## Work item
Go through the entries below and write each one out exactly.

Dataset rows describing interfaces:
- Opening Delimiter -

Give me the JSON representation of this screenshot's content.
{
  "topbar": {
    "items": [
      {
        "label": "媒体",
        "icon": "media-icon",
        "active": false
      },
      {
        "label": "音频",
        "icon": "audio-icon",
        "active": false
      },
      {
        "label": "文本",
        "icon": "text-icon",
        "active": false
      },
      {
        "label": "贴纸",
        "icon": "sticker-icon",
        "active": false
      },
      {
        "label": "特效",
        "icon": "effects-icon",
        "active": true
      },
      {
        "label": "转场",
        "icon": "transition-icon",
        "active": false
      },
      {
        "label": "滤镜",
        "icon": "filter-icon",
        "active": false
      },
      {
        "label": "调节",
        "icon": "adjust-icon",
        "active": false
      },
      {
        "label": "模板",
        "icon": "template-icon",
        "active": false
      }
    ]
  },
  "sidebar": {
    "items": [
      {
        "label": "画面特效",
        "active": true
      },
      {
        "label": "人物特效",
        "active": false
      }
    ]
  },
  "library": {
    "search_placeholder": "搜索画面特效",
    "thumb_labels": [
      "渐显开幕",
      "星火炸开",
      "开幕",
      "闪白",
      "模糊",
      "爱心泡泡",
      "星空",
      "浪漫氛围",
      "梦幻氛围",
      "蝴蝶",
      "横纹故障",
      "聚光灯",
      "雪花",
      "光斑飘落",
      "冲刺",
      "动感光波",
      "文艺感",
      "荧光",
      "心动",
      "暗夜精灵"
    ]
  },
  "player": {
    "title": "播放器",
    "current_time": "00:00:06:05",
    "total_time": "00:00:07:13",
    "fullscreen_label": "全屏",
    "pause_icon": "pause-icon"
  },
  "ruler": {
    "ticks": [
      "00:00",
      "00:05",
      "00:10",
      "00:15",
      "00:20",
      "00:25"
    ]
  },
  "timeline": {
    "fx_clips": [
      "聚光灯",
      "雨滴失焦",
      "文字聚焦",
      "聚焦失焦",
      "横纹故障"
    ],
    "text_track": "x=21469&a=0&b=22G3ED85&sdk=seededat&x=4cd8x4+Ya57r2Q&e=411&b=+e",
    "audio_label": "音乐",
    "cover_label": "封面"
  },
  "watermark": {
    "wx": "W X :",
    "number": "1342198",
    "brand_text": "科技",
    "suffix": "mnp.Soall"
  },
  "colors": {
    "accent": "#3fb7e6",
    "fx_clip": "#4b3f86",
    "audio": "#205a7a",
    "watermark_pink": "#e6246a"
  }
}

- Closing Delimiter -

## Solution
Give me the JSON representation of this screenshot's content.
{
  "topbar": {
    "items": [
      {
        "label": "媒体",
        "icon": "media-icon",
        "active": false
      },
      {
        "label": "音频",
        "icon": "audio-icon",
        "active": false
      },
      {
        "label": "文本",
        "icon": "text-icon",
        "active": false
      },
      {
        "label": "贴纸",
        "icon": "sticker-icon",
        "active": false
      },
      {
        "label": "特效",
        "icon": "effects-icon",
        "active": true
      },
      {
        "label": "转场",
        "icon": "transition-icon",
        "active": false
      },
      {
        "label": "滤镜",
        "icon": "filter-icon",
        "active": false
      },
      {
        "label": "调节",
        "icon": "adjust-icon",
        "active": false
      },
      {
        "label": "模板",
        "icon": "template-icon",
        "active": false
      }
    ]
  },
  "sidebar": {
    "items": [
      {
        "label": "画面特效",
        "active": true
      },
      {
        "label": "人物特效",
        "active": false
      }
    ]
  },
  "library": {
    "search_placeholder": "搜索画面特效",
    "thumb_labels": [
      "渐显开幕",
      "星火炸开",
      "开幕",
      "闪白",
      "模糊",
      "爱心泡泡",
      "星空",
      "浪漫氛围",
      "梦幻氛围",
      "蝴蝶",
      "横纹故障",
      "聚光灯",
      "雪花",
      "光斑飘落",
      "冲刺",
      "动感光波",
      "文艺感",
      "荧光",
      "心动",
      "暗夜精灵"
    ]
  },
  "player": {
    "title": "播放器",
    "current_time": "00:00:06:05",
    "total_time": "00:00:07:13",
    "fullscreen_label": "全屏",
    "pause_icon": "pause-icon"
  },
  "ruler": {
    "ticks": [
      "00:00",
      "00:05",
      "00:10",
      "00:15",
      "00:20",
      "00:25"
    ]
  },
  "timeline": {
    "fx_clips": [
      "聚光灯",
      "雨滴失焦",
      "文字聚焦",
      "聚焦失焦",
      "横纹故障"
    ],
    "text_track": "x=21469&a=0&b=22G3ED85&sdk=seededat&x=4cd8x4+Ya57r2Q&e=411&b=+e",
    "audio_label": "音乐",
    "cover_label": "封面"
  },
  "watermark": {
    "wx": "W X :",
    "number": "1342198",
    "brand_text": "科技",
    "suffix": "mnp.Soall"
  },
  "colors": {
    "accent": "#3fb7e6",
    "fx_clip": "#4b3f86",
    "audio": "#205a7a",
    "watermark_pink": "#e6246a"
  }
}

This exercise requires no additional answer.